And 90 % of developers think they are a part of that 10%. And they disagree on who else is in that category.
This is because of the Dunning-Kruger Effect (http://en.wikipedia.org/wiki/Dunning%E2%80%93Kruger_effect), which has been studied.
The more you know.
If you want experience, then you want something like a summer internship. Lots of companies hire college students for 10-12 weeks over the summer. You'll get a little bit of experience, and you'll get better pay than working at Starbucks.
Or you can work part-time during the school year. I did a part-time job 20 hours a week at a local research institute affiliated with the college I went to as an undergrad. It was nice enough pay to get some spending money on top of paying for the basics, and I got a lot of useful experience.
There's also open source experience, but I know nothing about that personally.
If you wanted to focus on a language, I suppose you could look into various certifications, like Sun Java certifications. Those cost money. The type of hiring we do, we don't care about those (we're a research institute, we want to see advanced degrees) but some others might have an idea if they're actually worth anything in the programming field. I'm skeptical, but maybe it's useful for a new grad.

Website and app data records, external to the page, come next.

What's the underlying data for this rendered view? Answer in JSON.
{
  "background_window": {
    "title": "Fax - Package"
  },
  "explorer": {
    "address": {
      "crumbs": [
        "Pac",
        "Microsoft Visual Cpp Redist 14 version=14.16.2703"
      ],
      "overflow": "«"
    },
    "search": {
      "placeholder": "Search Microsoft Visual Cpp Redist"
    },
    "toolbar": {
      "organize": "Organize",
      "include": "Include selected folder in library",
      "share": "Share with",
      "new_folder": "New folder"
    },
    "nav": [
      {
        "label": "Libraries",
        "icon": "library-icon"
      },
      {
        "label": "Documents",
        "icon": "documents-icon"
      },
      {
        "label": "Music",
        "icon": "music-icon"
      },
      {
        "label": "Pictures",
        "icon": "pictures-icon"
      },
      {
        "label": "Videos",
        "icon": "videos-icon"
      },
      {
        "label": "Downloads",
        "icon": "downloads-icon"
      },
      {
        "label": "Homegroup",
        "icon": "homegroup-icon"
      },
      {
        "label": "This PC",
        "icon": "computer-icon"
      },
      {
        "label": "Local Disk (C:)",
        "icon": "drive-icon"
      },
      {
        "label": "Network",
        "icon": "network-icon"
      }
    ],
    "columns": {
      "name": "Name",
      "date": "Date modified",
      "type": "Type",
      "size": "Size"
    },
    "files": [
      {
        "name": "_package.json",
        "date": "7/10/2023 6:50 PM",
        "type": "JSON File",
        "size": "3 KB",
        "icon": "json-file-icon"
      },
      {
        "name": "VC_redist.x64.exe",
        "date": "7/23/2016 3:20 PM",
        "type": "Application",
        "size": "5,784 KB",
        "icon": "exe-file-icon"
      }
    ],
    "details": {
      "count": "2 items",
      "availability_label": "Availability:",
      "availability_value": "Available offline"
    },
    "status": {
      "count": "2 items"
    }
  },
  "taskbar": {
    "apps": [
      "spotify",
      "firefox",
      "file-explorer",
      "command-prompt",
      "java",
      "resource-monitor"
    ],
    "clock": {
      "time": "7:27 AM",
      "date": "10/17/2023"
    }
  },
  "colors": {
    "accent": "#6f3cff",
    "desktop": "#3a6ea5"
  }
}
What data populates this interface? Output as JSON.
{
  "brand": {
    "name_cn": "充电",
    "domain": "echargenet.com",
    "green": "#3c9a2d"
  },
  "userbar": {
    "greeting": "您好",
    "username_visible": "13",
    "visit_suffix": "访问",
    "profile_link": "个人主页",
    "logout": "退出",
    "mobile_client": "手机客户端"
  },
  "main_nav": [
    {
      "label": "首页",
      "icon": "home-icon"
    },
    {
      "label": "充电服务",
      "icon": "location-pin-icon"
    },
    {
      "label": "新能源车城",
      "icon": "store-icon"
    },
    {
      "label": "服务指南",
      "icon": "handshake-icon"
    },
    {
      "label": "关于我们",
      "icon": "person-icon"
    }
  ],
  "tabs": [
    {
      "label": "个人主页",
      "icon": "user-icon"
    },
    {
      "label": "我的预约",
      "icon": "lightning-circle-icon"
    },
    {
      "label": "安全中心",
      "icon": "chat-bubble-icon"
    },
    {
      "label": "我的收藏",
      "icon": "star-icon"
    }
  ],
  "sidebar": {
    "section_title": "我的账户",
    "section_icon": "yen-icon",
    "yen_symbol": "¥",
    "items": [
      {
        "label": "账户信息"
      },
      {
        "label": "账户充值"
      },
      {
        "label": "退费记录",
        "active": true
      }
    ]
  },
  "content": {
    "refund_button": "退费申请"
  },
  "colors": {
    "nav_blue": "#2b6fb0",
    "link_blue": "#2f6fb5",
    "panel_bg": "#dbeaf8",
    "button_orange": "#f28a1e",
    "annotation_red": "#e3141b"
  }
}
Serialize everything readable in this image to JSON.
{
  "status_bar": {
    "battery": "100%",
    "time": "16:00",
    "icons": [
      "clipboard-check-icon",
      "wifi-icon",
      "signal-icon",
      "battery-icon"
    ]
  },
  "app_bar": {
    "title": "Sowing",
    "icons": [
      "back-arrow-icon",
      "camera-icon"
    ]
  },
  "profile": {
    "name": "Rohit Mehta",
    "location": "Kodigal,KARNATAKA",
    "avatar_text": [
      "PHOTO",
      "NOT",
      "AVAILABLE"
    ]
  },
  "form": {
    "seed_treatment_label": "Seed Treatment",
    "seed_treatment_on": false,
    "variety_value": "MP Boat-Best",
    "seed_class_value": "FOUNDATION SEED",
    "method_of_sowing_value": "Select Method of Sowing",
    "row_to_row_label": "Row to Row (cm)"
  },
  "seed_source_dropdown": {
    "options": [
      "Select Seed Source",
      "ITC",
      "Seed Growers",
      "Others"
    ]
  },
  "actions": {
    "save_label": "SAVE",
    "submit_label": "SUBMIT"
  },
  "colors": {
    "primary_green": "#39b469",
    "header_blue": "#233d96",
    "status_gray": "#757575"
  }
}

A Masters is not going to help you get a coding job. A Master is going to help you get a research job.
There are companies out there that do research in the field of computer science -- large companies that might have a dedicated research lab or two, or small and mid-size companies that can be fully dedicated to research.
So figure out what you're interested in:
1. Strictly coding? Go out there and grab job experience. Maybe look into some sort of applicable certification, by Sun or Microsoft or someone. Get OpenSource experience. Code recreationally.
2. Research? Look into a Masters or PhD. Wondering how to find companies that do research? Google around for institutions like NSA and DARPA that grant research contracts, and see what companies are winning them.
3. Academics? You'll want a PhD -- unless you're interested in teaching below the college level, in which case you'll need to get teaching certified.
4. Management? A Masters could help, but so could a MBA (try one with a specialty in IT). Or work you way up the food chain (you'll have to do that anyway) and look into some sort of program management certification. Google around for something like 'PMP certification' and you'll read about them.
The good thing is you don't have to decide now. The better thing is, you can change you mind. I thought I wanted to do academics, did a year of PhD program at Georgia Tech, decided it wasn't for me, then decided I wanted to do research, joined a small research organization, then 15 years later decided to go back and work on my Masters. Even better? Where I work is paying me to pick up my Masters part time. I might also work on picking up my PMP certification, since I seem to have most of the requirements anyway.
Just remember, you can change your mind later.